> [Work instruction]: Reproduce the listing below verbatim.
+-------+
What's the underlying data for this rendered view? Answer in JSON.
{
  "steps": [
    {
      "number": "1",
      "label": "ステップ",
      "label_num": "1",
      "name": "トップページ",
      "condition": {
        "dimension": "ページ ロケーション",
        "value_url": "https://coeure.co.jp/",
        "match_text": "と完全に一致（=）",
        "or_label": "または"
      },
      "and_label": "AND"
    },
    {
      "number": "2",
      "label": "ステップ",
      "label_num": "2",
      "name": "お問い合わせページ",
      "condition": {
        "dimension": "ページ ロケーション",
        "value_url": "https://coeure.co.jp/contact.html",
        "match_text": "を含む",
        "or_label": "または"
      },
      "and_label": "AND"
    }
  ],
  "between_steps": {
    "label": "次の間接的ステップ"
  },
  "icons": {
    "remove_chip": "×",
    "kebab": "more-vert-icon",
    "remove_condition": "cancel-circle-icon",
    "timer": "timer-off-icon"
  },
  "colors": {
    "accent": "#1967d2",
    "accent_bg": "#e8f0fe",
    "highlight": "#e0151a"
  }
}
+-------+
> [Exercise result]:
What's the underlying data for this rendered view? Answer in JSON.
{
  "steps": [
    {
      "number": "1",
      "label": "ステップ",
      "label_num": "1",
      "name": "トップページ",
      "condition": {
        "dimension": "ページ ロケーション",
        "value_url": "https://coeure.co.jp/",
        "match_text": "と完全に一致（=）",
        "or_label": "または"
      },
      "and_label": "AND"
    },
    {
      "number": "2",
      "label": "ステップ",
      "label_num": "2",
      "name": "お問い合わせページ",
      "condition": {
        "dimension": "ページ ロケーション",
        "value_url": "https://coeure.co.jp/contact.html",
        "match_text": "を含む",
        "or_label": "または"
      },
      "and_label": "AND"
    }
  ],
  "between_steps": {
    "label": "次の間接的ステップ"
  },
  "icons": {
    "remove_chip": "×",
    "kebab": "more-vert-icon",
    "remove_condition": "cancel-circle-icon",
    "timer": "timer-off-icon"
  },
  "colors": {
    "accent": "#1967d2",
    "accent_bg": "#e8f0fe",
    "highlight": "#e0151a"
  }
}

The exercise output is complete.